When you think of renewable energy sources, monolithic wind turbines most likely spring to mind. While you wouldn’t be mistaken, it is in fact hydroelectric power plants that are responsible for producing most of the world’s renewable electricity – and 16 percent of global electricity. On top of that, it’s the fastest growing source of electricity.
Let’s open the floodgates to hydroelectric power and highlight some of the most common sealing applications found in dams.
Feeling the flow
All renewable electricity sources carry their own unique advantages and challenges. Yet, it has to be said that hydraulic turbines and many other components that make up hydropower plants are exposed to some of the most perilous operational conditions in industry. In certain cases, during heavy rainfall, the inbound flow of water can reach 72,000 cubic meters per second. That means each section is exposed to enormous pressure, particularly between generator and turbine – and accordingly, should be fortified to the max.
But that’s not all hydropower systems have to deal with. Naturally, rivers, reservoirs, and other bodies of water are home to all kinds of flora and fauna, large branches or logs, and, unfortunately, plastics and other pollutants. Dam barriers are often deployed to prevent such debris from entering the system’s inner workings. However, particles can often slip through several barriers of defense and affect the heavy equipment within. Then the reliability of industrial sealing solutions becomes the difference between seamless and smooth production or long periods of downtime, disruption, and in severe cases, destruction.
Massive failure of the runner, shaft, head cover, turbine, and generator bearings at the now infamous Sayano-Shushenskaya Dam in 2009 took the lives of 75 people. Load rejection was the cause, likely triggered by inappropriate or damaged seals.
Machined seals capabilities
As is the case in the wind energy industry, hydropower also requires the deployment of large-diameter seals for many functions. Fortunately, SKF has the capability to machine seals in-house for these applications. The company is now able to produce seals up to 15 meters in diameter, yet larger seals can be made for unique applications. However, any seal with a diameter over four meters will arrive on location split and the material needs to be welded together at the cross section during assembly. This is done by utilizing a special welding technique. On-site assembly and installation of seals are always performed by well-trained and experienced SKF service engineers.
G-ECOPUR, a special cast polyurethane, comes highly recommended for most instances in hydropower. Not only can it be easily welded if large-diameter seals are required, but it is highly resistant against hydrolysis (breakdown of chemical compounds due to contact with water), flexible, and robust. SKF G-ECOPUR seals are also compatible with most operating media – mineral oils, HFA and HFB fluids, or biodegradable hydraulic fluids – even at high to extreme operating temperatures.
Applications in focus
SKF-engineered designs for hydropower range from flexible lip seals to O-ring and X-ring solutions. Many applications, such as rotor blades, wicket gates, and spherical valves all use compact seals. Other applications include upper and lower ring gates and butterfly valves.

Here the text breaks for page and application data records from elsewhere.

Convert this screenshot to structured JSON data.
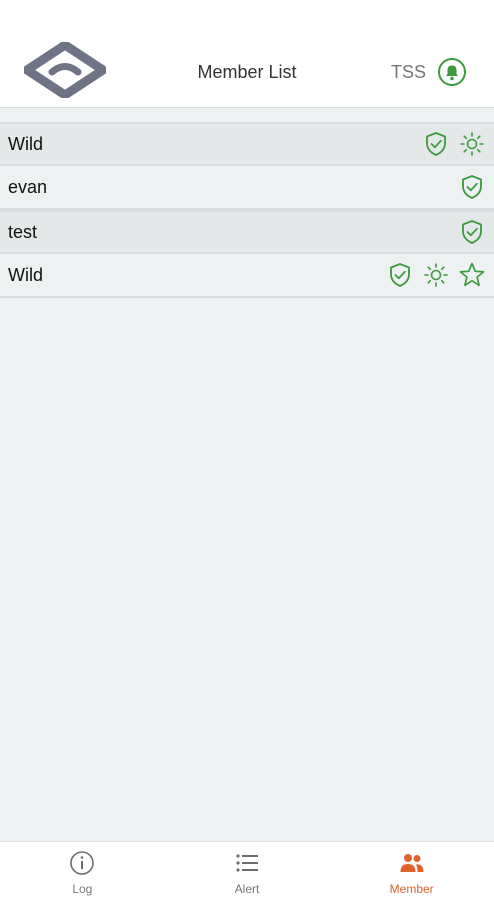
{
  "header": {
    "title": "Member List",
    "org": "TSS",
    "logo_icon": "logo-diamond",
    "bell_icon": "bell-icon"
  },
  "members": [
    {
      "name": "Wild",
      "icons": [
        "shield-check-icon",
        "sun-icon"
      ]
    },
    {
      "name": "evan",
      "icons": [
        "shield-check-icon"
      ]
    },
    {
      "name": "test",
      "icons": [
        "shield-check-icon"
      ]
    },
    {
      "name": "Wild",
      "icons": [
        "shield-check-icon",
        "sun-icon",
        "star-icon"
      ]
    }
  ],
  "tabs": [
    {
      "label": "Log",
      "icon": "info-icon",
      "active": false
    },
    {
      "label": "Alert",
      "icon": "list-icon",
      "active": false
    },
    {
      "label": "Member",
      "icon": "people-icon",
      "active": true
    }
  ],
  "colors": {
    "accent_green": "#3d9a3d",
    "active_tab": "#e0622b",
    "logo_gray": "#6e7385"
  }
}
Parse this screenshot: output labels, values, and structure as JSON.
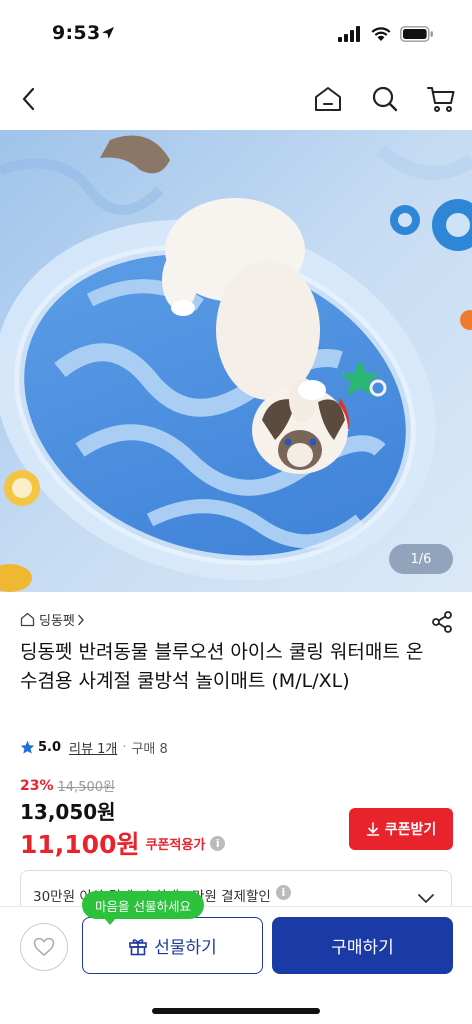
{
  "status_bar": {
    "time": "9:53"
  },
  "product": {
    "image_counter": "1/6",
    "store_name": "딩동펫",
    "title": "딩동펫 반려동물 블루오션 아이스 쿨링 워터매트 온수겸용 사계절 쿨방석 놀이매트 (M/L/XL)",
    "rating": "5.0",
    "review_text": "리뷰 1개",
    "purchase_text": "구매 8"
  },
  "price": {
    "discount_pct": "23%",
    "original": "14,500원",
    "sale": "13,050원",
    "coupon_price": "11,100원",
    "coupon_label": "쿠폰적용가"
  },
  "coupon_button": {
    "label": "쿠폰받기"
  },
  "promo": {
    "text": "30만원 이상 결제 시 최대 1만원 결제할인"
  },
  "bottom_bar": {
    "gift_tooltip": "마음을 선물하세요",
    "gift_label": "선물하기",
    "buy_label": "구매하기"
  },
  "colors": {
    "accent_red": "#e8232b",
    "primary_blue": "#1a3aa6",
    "tooltip_green": "#2cc23c",
    "star_blue": "#1e6fd9"
  },
  "icons": [
    "location-arrow-icon",
    "signal-icon",
    "wifi-icon",
    "battery-icon",
    "back-icon",
    "home-icon",
    "search-icon",
    "cart-icon",
    "store-home-icon",
    "chevron-right-icon",
    "share-icon",
    "star-icon",
    "info-icon",
    "download-icon",
    "chevron-down-icon",
    "heart-icon",
    "gift-icon"
  ]
}
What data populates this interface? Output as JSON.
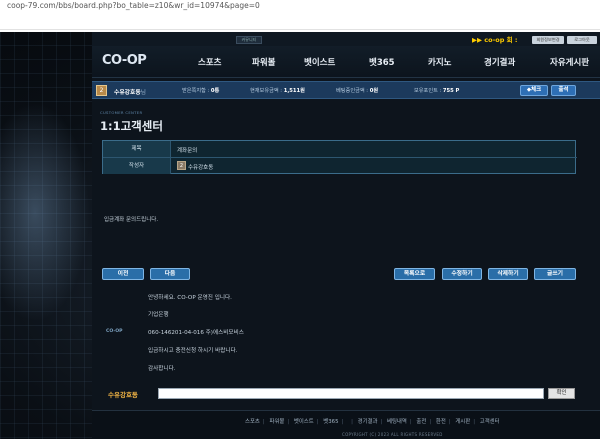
{
  "browser": {
    "url": "coop-79.com/bbs/board.php?bo_table=z10&wr_id=10974&page=0"
  },
  "header": {
    "tiny_tab": "커뮤니티",
    "coop_link": "▶▶ co-op 회 :",
    "top_pills": [
      "회원정보변경",
      "로그아웃"
    ],
    "logo": "CO-OP",
    "nav": [
      "스포츠",
      "파워볼",
      "벳이스트",
      "벳365",
      "카지노",
      "경기결과",
      "자유게시판"
    ]
  },
  "status": {
    "level": "2",
    "username": "수유강호동",
    "username_suffix": "님",
    "stats": [
      {
        "label": "받은쪽지함 :",
        "value": "0통"
      },
      {
        "label": "현재보유금액 :",
        "value": "1,511원"
      },
      {
        "label": "베팅중인금액 :",
        "value": "0원"
      },
      {
        "label": "보유포인트 :",
        "value": "755 P"
      }
    ],
    "checkin_label": "◆체크",
    "attend_label": "출석"
  },
  "page": {
    "subheading": "CUSTOMER CENTER",
    "title": "1:1고객센터"
  },
  "post": {
    "subject_label": "제목",
    "subject_value": "계좌문의",
    "author_label": "작성자",
    "author_level": "2",
    "author_value": "수유강호동",
    "body": "입금계좌 문의드립니다."
  },
  "actions": {
    "prev": "이전",
    "next": "다음",
    "list": "목록으로",
    "edit": "수정하기",
    "delete": "삭제하기",
    "write": "글쓰기"
  },
  "reply": {
    "logo": "CO-OP",
    "lines": [
      "안녕하세요. CO-OP 운영진 입니다.",
      "기업은행",
      "060-146201-04-016 주)에스비모비스",
      "입금하시고 충전신청 하시기 바랍니다.",
      "감사합니다."
    ]
  },
  "comment": {
    "name": "수유강호동",
    "button": "확인"
  },
  "footer": {
    "links": [
      "스포츠",
      "파워볼",
      "벳이스트",
      "벳365",
      "",
      "경기결과",
      "베팅내역",
      "출전",
      "환전",
      "게시판",
      "고객센터"
    ],
    "copyright": "COPYRIGHT (C) 2023 ALL RIGHTS RESERVED"
  },
  "colors": {
    "status_bar": "#1c3a5c",
    "action_button": "#2a6ea8",
    "comment_name": "#f2b544",
    "coop_link": "#ffcc00"
  }
}
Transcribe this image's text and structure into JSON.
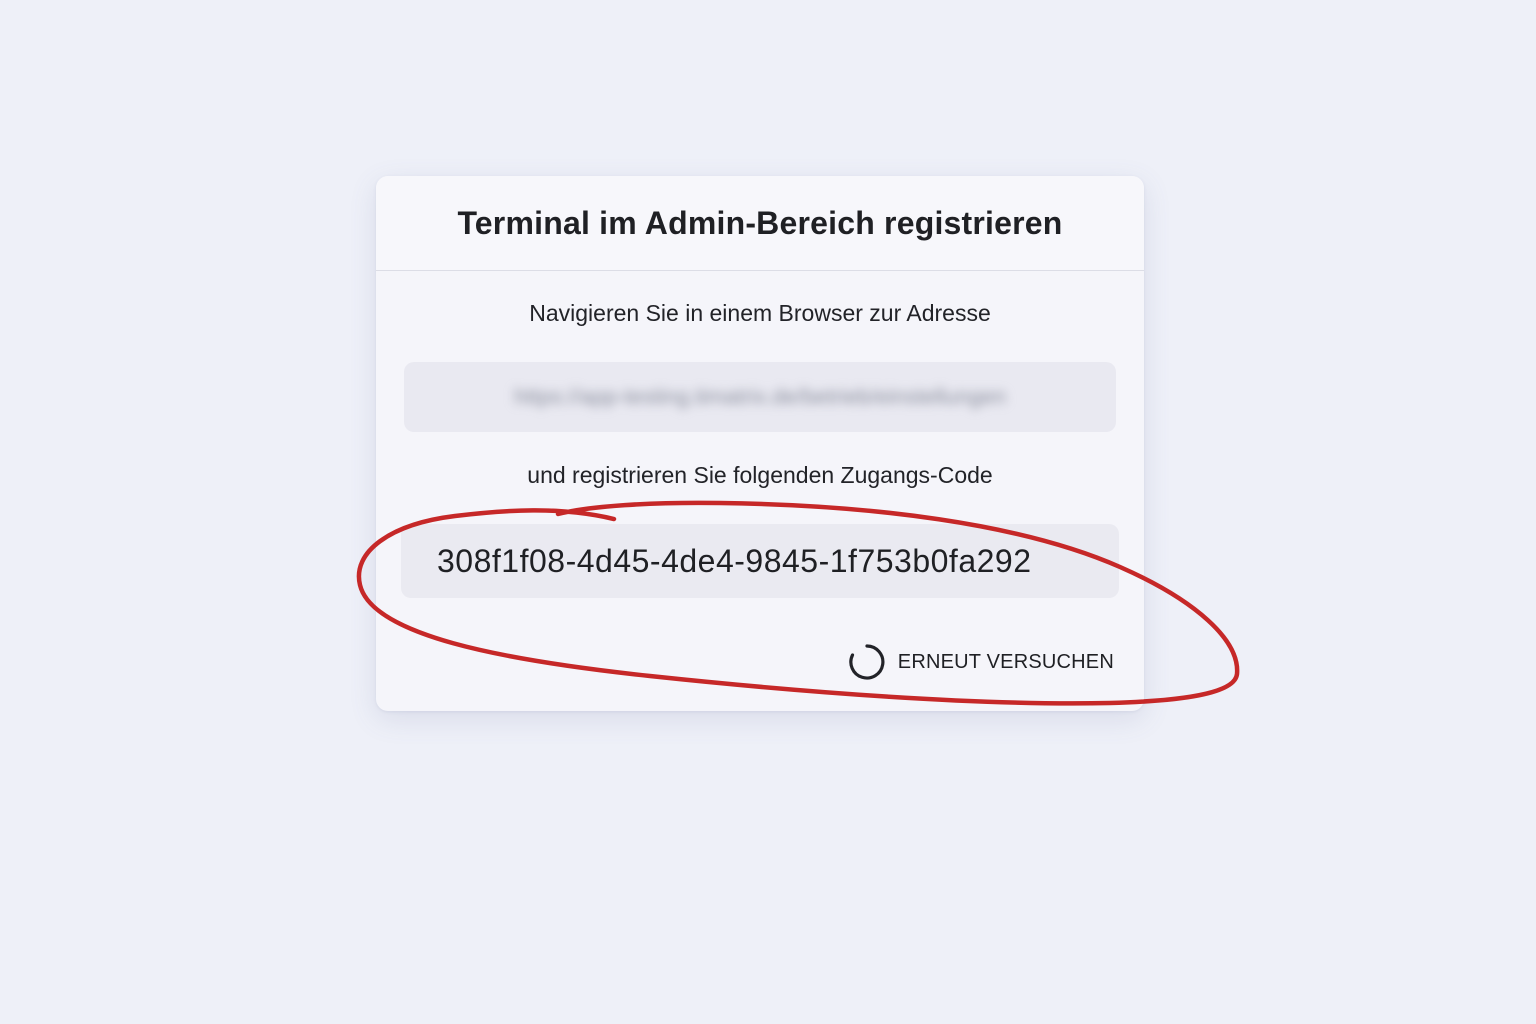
{
  "dialog": {
    "title": "Terminal im Admin-Bereich registrieren",
    "instruction_1": "Navigieren Sie in einem Browser zur Adresse",
    "url_blurred": "https://app-testing.timatrix.de/betrieb/einstellungen",
    "instruction_2": "und registrieren Sie folgenden Zugangs-Code",
    "access_code": "308f1f08-4d45-4de4-9845-1f753b0fa292",
    "retry_label": "ERNEUT VERSUCHEN"
  },
  "icons": {
    "spinner": "loading-spinner-icon"
  },
  "colors": {
    "background": "#eef0f8",
    "card": "#f5f5fa",
    "annotation": "#c62828",
    "text": "#1f2024"
  }
}
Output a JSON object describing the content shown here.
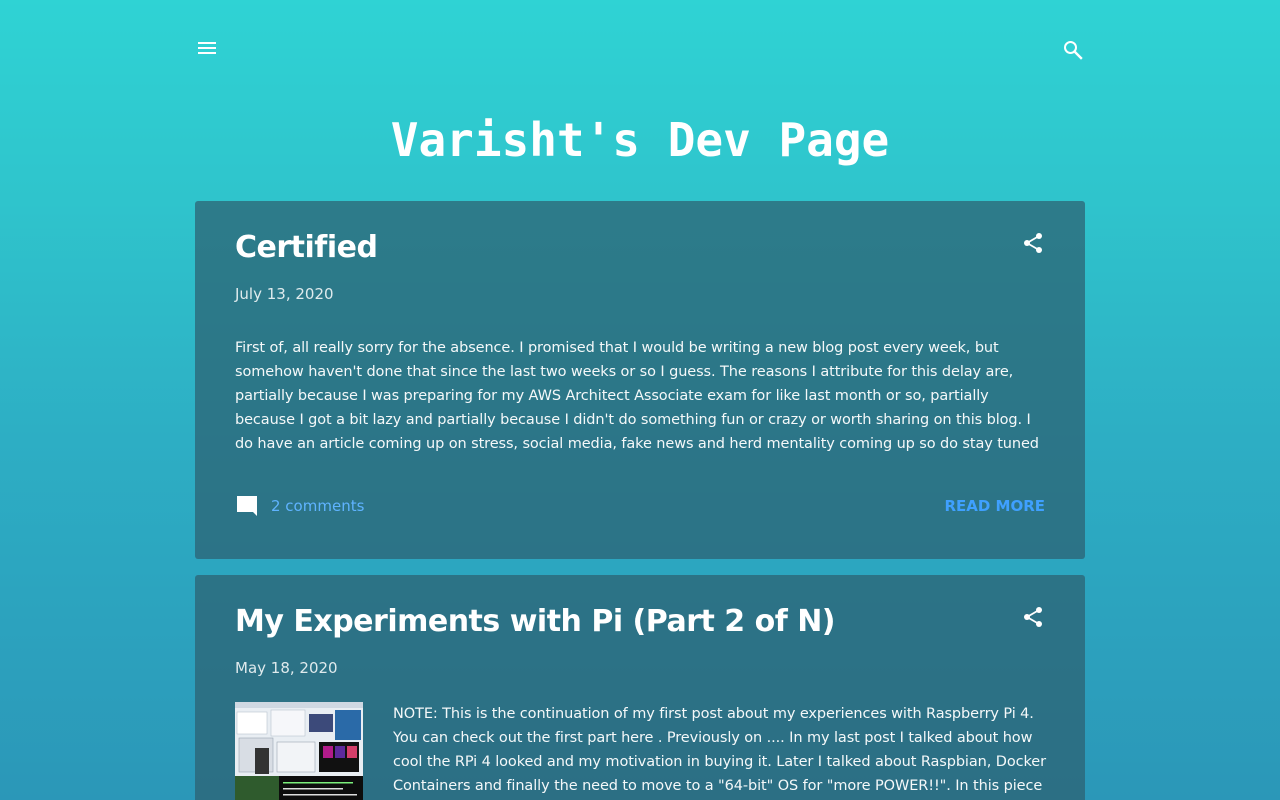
{
  "header": {
    "menu_icon": "hamburger-menu-icon",
    "search_icon": "search-icon",
    "site_title": "Varisht's Dev Page"
  },
  "posts": [
    {
      "title": "Certified",
      "date": "July 13, 2020",
      "snippet": "First of, all really sorry for the absence. I promised that I would be writing a new blog post every week, but somehow haven't done that since the last two weeks or so I guess. The reasons I attribute for this delay are, partially because I was preparing for my AWS Architect Associate exam for like last month or so, partially because I got a bit lazy and partially because I didn't do something fun or crazy or worth sharing on this blog. I do have an article coming up on stress, social media, fake news and herd mentality coming up so do stay tuned for that. Major blocker for that being that I am confused",
      "comments": "2 comments",
      "read_more": "READ MORE"
    },
    {
      "title": "My Experiments with Pi (Part 2 of N)",
      "date": "May 18, 2020",
      "snippet": "NOTE: This is the continuation of my first post about my experiences with Raspberry Pi 4. You can check out the first part here . Previously on .... In my last post I talked about how cool the RPi 4 looked and my motivation in buying it. Later I talked about Raspbian, Docker Containers and finally the need to move to a \"64-bit\" OS for \"more POWER!!\". In this piece I'll continue from there"
    }
  ],
  "colors": {
    "background_top": "#2fd3d4",
    "background_bottom": "#2b97b8",
    "card": "#2c6070",
    "link": "#5fb3ff",
    "read_more": "#3fa0ff"
  }
}
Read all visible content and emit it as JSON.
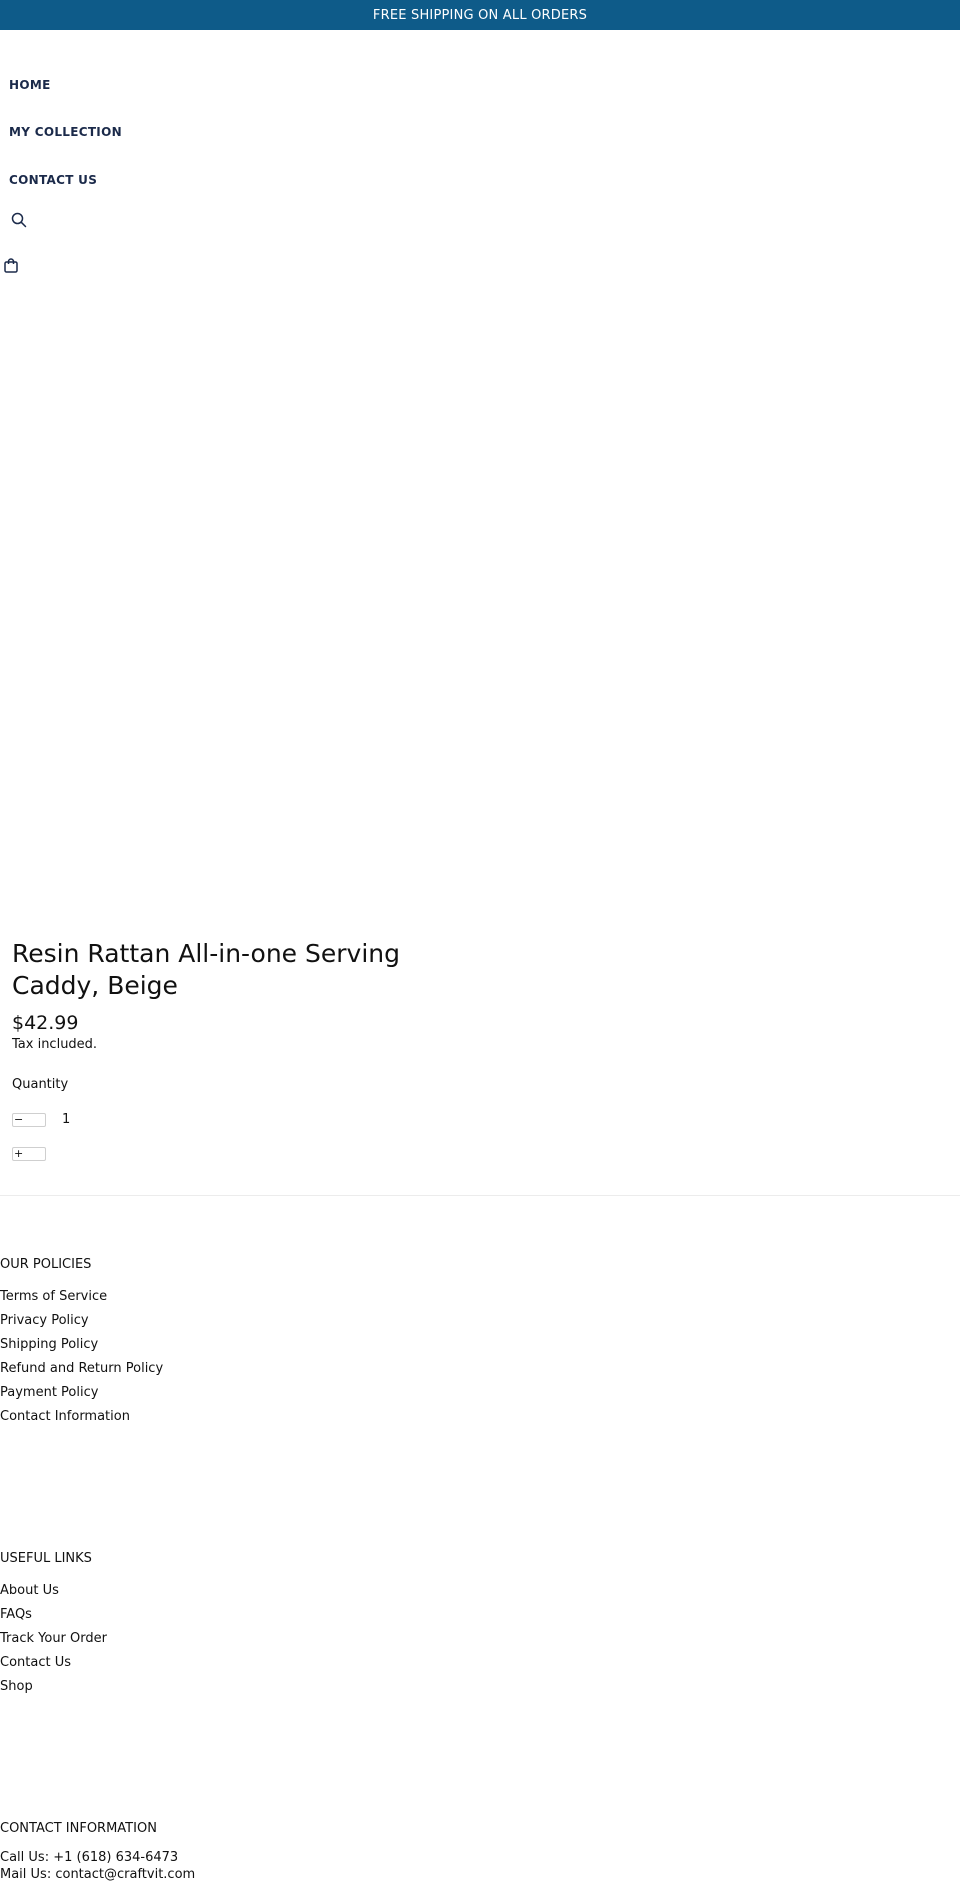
{
  "announcement": {
    "text": "FREE SHIPPING ON ALL ORDERS"
  },
  "nav": {
    "items": [
      {
        "label": "HOME"
      },
      {
        "label": "MY COLLECTION"
      },
      {
        "label": "CONTACT US"
      }
    ],
    "search_icon": "search-icon",
    "cart_icon": "shopping-bag-icon"
  },
  "product": {
    "title": "Resin Rattan All-in-one Serving Caddy, Beige",
    "price": "$42.99",
    "tax_note": "Tax included.",
    "quantity_label": "Quantity",
    "quantity_value": "1",
    "decrease_label": "−",
    "increase_label": "+"
  },
  "footer": {
    "policies": {
      "heading": "OUR POLICIES",
      "links": [
        "Terms of Service",
        "Privacy Policy",
        "Shipping Policy",
        "Refund and Return Policy",
        "Payment Policy",
        "Contact Information"
      ]
    },
    "useful_links": {
      "heading": "USEFUL LINKS",
      "links": [
        "About Us",
        "FAQs",
        "Track Your Order",
        "Contact Us",
        "Shop"
      ]
    },
    "contact": {
      "heading": "CONTACT INFORMATION",
      "phone": "Call Us: +1 (618) 634-6473",
      "email": "Mail Us: contact@craftvit.com"
    }
  },
  "colors": {
    "announcement_bg": "#0e5b89",
    "nav_text": "#1b2a4a"
  }
}
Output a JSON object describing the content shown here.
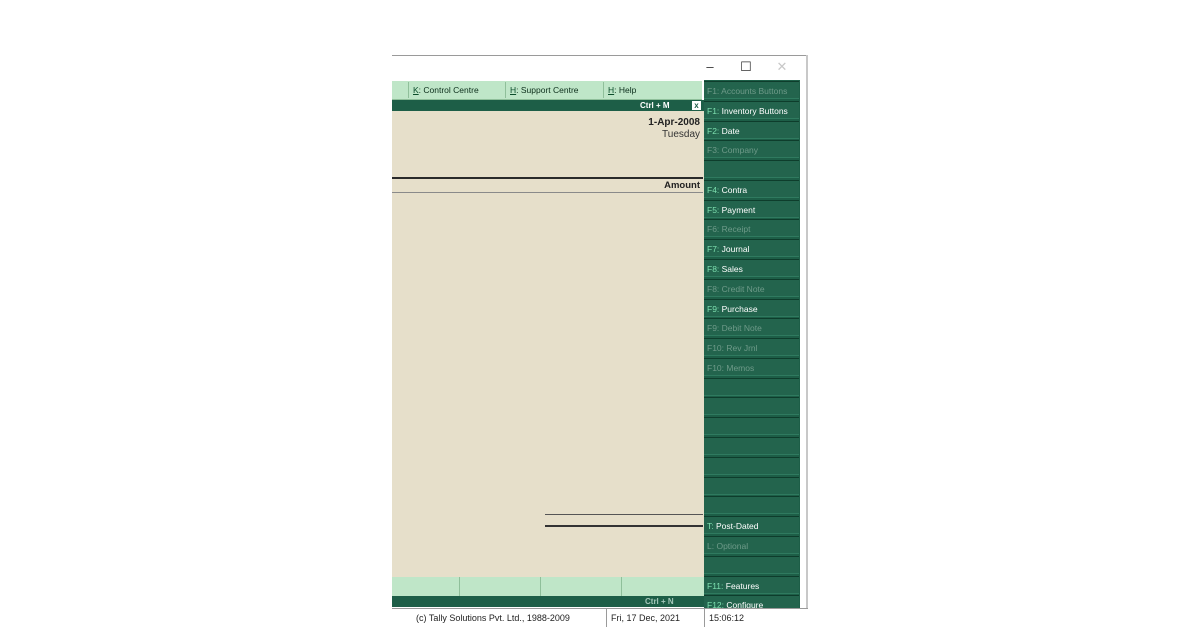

Rotor blades, as the name suggests, are propeller-like blades arranged radially around a center axis which activate a rotor when continually struck with water. Wicket gates are responsible for making sure the desired amount of water is entering the turbine at any time, which effectively controls the power of the turbine. If for example the power requirement in the electricity grid is low, wicket gates narrow to prevent excessive water usage. This works the other way round when there is high demand. Ring gates can isolate water pressure entirely, also eliminating any leakage to the wicket gates.
Ensuring operators are provided with the most appropriate sealing solution for such critical applications requires extensive knowledge of the operating conditions that bearings and seals are exposed to. Fortunately, SKF’s multi-disciplinary teams across the world are well-versed in hydropower solutions. Not only are they happy to consult and assist in selection processes with on-site analysis but they also provide standard or customized solutions in good time via a global logistics network. This way, new hydropower plants have a dependable and long-lasting seal from the get-go, or if replacing or upgrading seals, can limit downtime and minimize maintenance costs.
Interested in learning more about how SKF supports the burgeoning hydropower industry? Refer to our capability brochure here or get in touch with a local SKF representative.